Responding to dog bite cases depends on various factors, Coil said. If a dog is on its property and bites someone, there’s not much the wardens can do, as the dog is permitted to protect is property, though that’s weighed against the owner’s responsibility to “protect the general public from the dog, within reason.” Multiple bites are an issue, especially when the ones being bitten are delivery drivers or utility workers.
“If I know I have a delivery coming, I’m not going to let my dog out and be around to bite that person,” Coil said.
In the case of a missing dog, the wardens will take the provided information and attempt to make a catch.

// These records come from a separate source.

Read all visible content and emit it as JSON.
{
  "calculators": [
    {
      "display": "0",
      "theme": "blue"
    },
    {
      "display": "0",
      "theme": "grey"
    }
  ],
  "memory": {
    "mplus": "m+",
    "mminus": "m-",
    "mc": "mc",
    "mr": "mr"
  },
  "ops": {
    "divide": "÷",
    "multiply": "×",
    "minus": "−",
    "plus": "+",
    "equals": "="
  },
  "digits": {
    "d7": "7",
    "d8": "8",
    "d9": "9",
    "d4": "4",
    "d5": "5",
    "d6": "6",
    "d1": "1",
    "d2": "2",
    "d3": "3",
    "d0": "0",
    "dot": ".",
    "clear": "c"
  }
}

If unsuccessful, they’ll notify the owners of the dog’s last known location. The wardens can use traps, Coil said, provided that the dog has first been confined to a specific, small area.
“If the dog is constantly moving, there’s no sense in putting a trap out because we’re going to catch everything else but the dog,” Coil said, noting a previous case example wherein the wardens couldn’t use traps because other residents kept scaring the dog and making it move locations.

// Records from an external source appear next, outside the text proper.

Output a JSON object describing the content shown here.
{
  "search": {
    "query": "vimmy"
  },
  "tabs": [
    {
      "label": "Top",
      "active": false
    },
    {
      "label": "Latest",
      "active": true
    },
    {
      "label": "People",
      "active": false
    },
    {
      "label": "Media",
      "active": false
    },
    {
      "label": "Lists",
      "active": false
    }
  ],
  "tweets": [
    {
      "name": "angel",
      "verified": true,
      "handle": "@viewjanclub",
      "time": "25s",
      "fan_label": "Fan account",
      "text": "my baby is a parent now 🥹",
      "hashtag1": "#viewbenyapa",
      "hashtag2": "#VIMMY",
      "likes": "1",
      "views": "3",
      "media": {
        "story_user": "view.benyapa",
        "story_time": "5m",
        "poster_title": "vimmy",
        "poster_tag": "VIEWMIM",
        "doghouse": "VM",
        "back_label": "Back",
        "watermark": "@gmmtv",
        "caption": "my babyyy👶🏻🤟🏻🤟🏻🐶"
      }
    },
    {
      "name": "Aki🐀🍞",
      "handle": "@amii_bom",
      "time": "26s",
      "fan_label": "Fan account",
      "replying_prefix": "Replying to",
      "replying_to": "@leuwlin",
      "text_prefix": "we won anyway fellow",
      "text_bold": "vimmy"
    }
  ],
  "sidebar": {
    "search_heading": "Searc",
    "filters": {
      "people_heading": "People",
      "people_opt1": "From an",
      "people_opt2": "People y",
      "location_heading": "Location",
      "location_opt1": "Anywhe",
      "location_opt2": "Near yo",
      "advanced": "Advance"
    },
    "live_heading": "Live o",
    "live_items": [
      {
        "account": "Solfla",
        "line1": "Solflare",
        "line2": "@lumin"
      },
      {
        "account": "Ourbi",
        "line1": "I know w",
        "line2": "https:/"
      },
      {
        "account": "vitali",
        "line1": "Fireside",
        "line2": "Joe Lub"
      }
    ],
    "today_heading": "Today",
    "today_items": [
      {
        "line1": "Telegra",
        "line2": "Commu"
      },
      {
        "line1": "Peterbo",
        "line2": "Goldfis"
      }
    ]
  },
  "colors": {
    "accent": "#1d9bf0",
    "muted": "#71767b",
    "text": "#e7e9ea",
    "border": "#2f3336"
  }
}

Failure to control is the most frequent citation, Coil said, adding that initial citations can run individuals up to $100 and climb for subsequent citations, depending on the courts.
Of the three wardens, only Coil is currently able to handle dogs, as one assistant recovers from an injury and the other finishes family leave time. Between that and the other responsibilities as a warden, Coil will take calls as soon as he’s able. Coil said he runs about 32 cases a month on average, with another 10 or 12 off-duty cases.
Though some — perhaps dissatisfied with the wardens’ response times — might be inclined to take dog catching into their own hands, Coil said, it’s imperative that they leave it to the wardens, who are sworn officers, have received on-the-job training and possess the proper tools for the work, like catch poles and traps.
Someone without the proper tools can cause more harm than good, Coil said, noting that if a person is bitten, the dog will receive a mark on its bite record, which by law must be shared whenever the dog is adopted or transferred ownership. Dogs that bite must also be quarantined at the kennel for 10 days, a time that can be mentally taxing for the dog, Coil said.
Coil recalled a case wherein someone coaxed a loose dog into his or her car, at which point the dog would not let the person back in. That made the rescue more difficult for Coil, who then had to maneuver through carseats to make the catch.
“People are trying to help, but the best thing they can do is contact us,” Coil said, noting that the wardens are required by law to respond to every call. “We do our best to answer every call as they come in. If we’re busy and can’t answer, we’ll get to it the next business day.”
Coil said he will occasionally call complainants back and respond while he’s off duty to make sure a dog is not running and actively causing trouble. The wardens also have an after-hours service only for emergency calls — if the dog is acting aggressively, running on a major roadway, injured or caught by someone else. Those off-duty responses amount to overtime hours, Coil said, which the wardens try to mitigate as much as possible.
Based on the current staff situation, Coil said, the wardens are more reactive than proactive, but there are plans to do more patrols when possible.
Coil himself has always loved dogs. A self-proclaimed “stickler” on responsible pet ownership, Coil served 21 years in the Air Force Security Forces as a K-9 handler and kennel master. His advice to dog owners is to ensure their dogs are registered with the county and their kennels are properly insulated and have fresh food and water.
“I like working with the dogs the most,” Coil said. “There are some good dogs out there that deserve better than what they have.”
Coil said that individuals are welcome to ask him questions by calling the shelter.